THE TASK » Print the lines from the one containing "Output a JSON" through the end of the material below, both included, exactly as they appear and without pictures.

AVAILABLE DATA »

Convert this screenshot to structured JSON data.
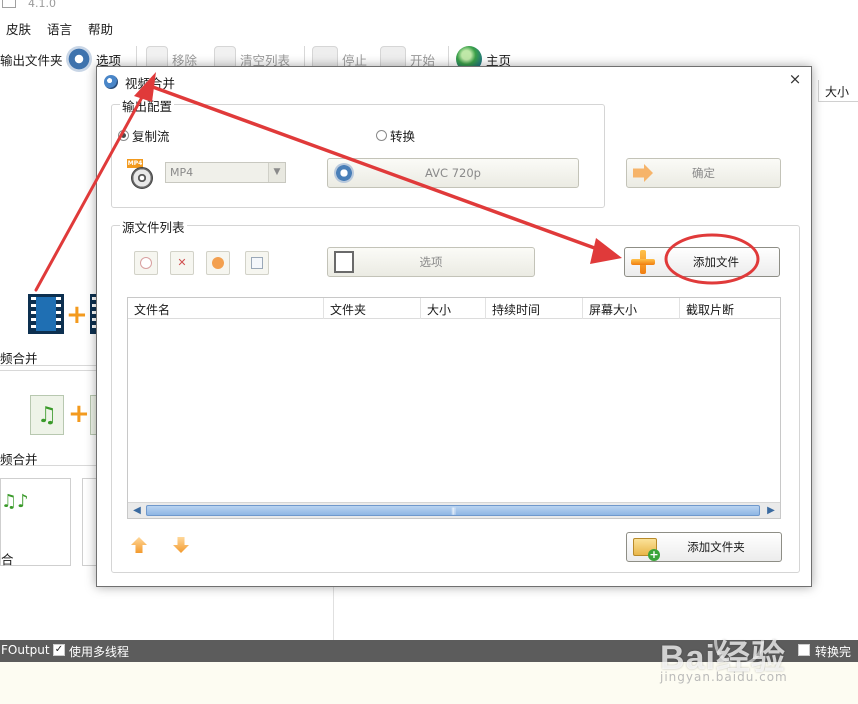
{
  "app": {
    "version": "4.1.0",
    "menu": [
      "皮肤",
      "语言",
      "帮助"
    ],
    "toolbar": {
      "output_folder": "输出文件夹",
      "options": "选项",
      "remove": "移除",
      "clear_list": "清空列表",
      "stop": "停止",
      "start": "开始",
      "home": "主页"
    },
    "list_header_size": "大小",
    "left_panel": {
      "video_join": "频合并",
      "audio_join": "频合并",
      "third": "合"
    },
    "statusbar": {
      "output": "FOutput",
      "multithread": "使用多线程",
      "after_convert": "转换完成"
    },
    "watermark": {
      "main": "Bai经验",
      "sub": "jingyan.baidu.com"
    }
  },
  "dialog": {
    "title": "视频合并",
    "close": "×",
    "output_group": {
      "title": "输出配置",
      "radio_copy_stream": "复制流",
      "radio_convert": "转换",
      "selected": "复制流",
      "format_value": "MP4",
      "profile_button": "AVC 720p",
      "ok_button": "确定"
    },
    "source_group": {
      "title": "源文件列表",
      "options_button": "选项",
      "add_file_button": "添加文件",
      "add_folder_button": "添加文件夹",
      "columns": [
        "文件名",
        "文件夹",
        "大小",
        "持续时间",
        "屏幕大小",
        "截取片断"
      ],
      "scroll_grip": "|||"
    }
  },
  "annotation": {
    "color": "#e03a3a"
  }
}
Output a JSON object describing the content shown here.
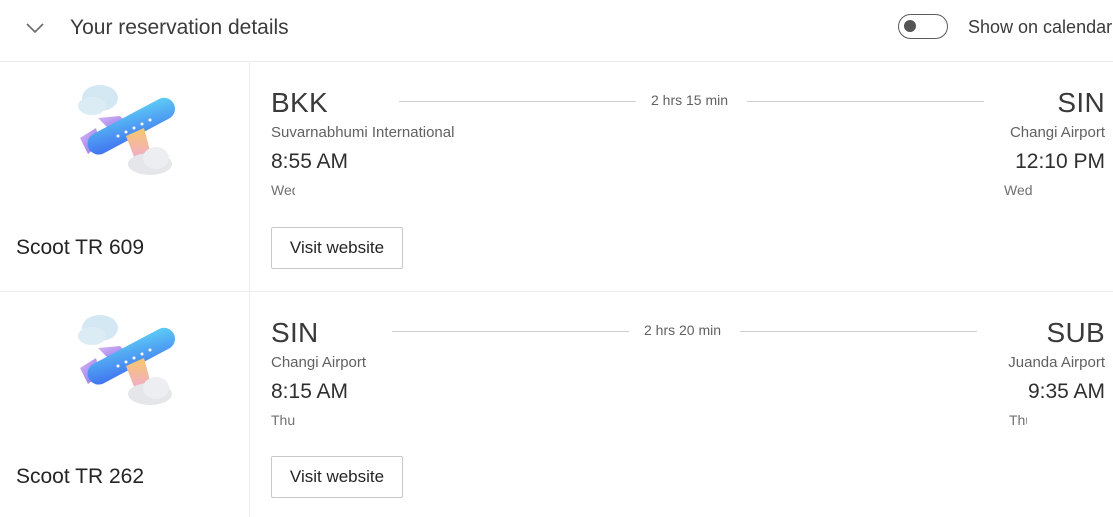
{
  "header": {
    "title": "Your reservation details",
    "calendar_toggle_label": "Show on calendar",
    "calendar_toggle_on": false
  },
  "flights": [
    {
      "carrier": "Scoot TR 609",
      "origin": {
        "code": "BKK",
        "airport": "Suvarnabhumi International",
        "time": "8:55 AM",
        "day": "Wed"
      },
      "destination": {
        "code": "SIN",
        "airport": "Changi Airport",
        "time": "12:10 PM",
        "day": "Wed"
      },
      "duration": "2 hrs 15 min",
      "visit_label": "Visit website"
    },
    {
      "carrier": "Scoot TR 262",
      "origin": {
        "code": "SIN",
        "airport": "Changi Airport",
        "time": "8:15 AM",
        "day": "Thu"
      },
      "destination": {
        "code": "SUB",
        "airport": "Juanda Airport",
        "time": "9:35 AM",
        "day": "Thu"
      },
      "duration": "2 hrs 20 min",
      "visit_label": "Visit website"
    }
  ],
  "icons": {
    "collapse": "chevron-down-icon",
    "flight": "airplane-icon"
  }
}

RESPONSE BELOW »
Output a JSON object describing the content shown here.
{
  "header": {
    "title": "Your reservation details",
    "calendar_toggle_label": "Show on calendar",
    "calendar_toggle_on": false
  },
  "flights": [
    {
      "carrier": "Scoot TR 609",
      "origin": {
        "code": "BKK",
        "airport": "Suvarnabhumi International",
        "time": "8:55 AM",
        "day": "Wed"
      },
      "destination": {
        "code": "SIN",
        "airport": "Changi Airport",
        "time": "12:10 PM",
        "day": "Wed"
      },
      "duration": "2 hrs 15 min",
      "visit_label": "Visit website"
    },
    {
      "carrier": "Scoot TR 262",
      "origin": {
        "code": "SIN",
        "airport": "Changi Airport",
        "time": "8:15 AM",
        "day": "Thu"
      },
      "destination": {
        "code": "SUB",
        "airport": "Juanda Airport",
        "time": "9:35 AM",
        "day": "Thu"
      },
      "duration": "2 hrs 20 min",
      "visit_label": "Visit website"
    }
  ],
  "icons": {
    "collapse": "chevron-down-icon",
    "flight": "airplane-icon"
  }
}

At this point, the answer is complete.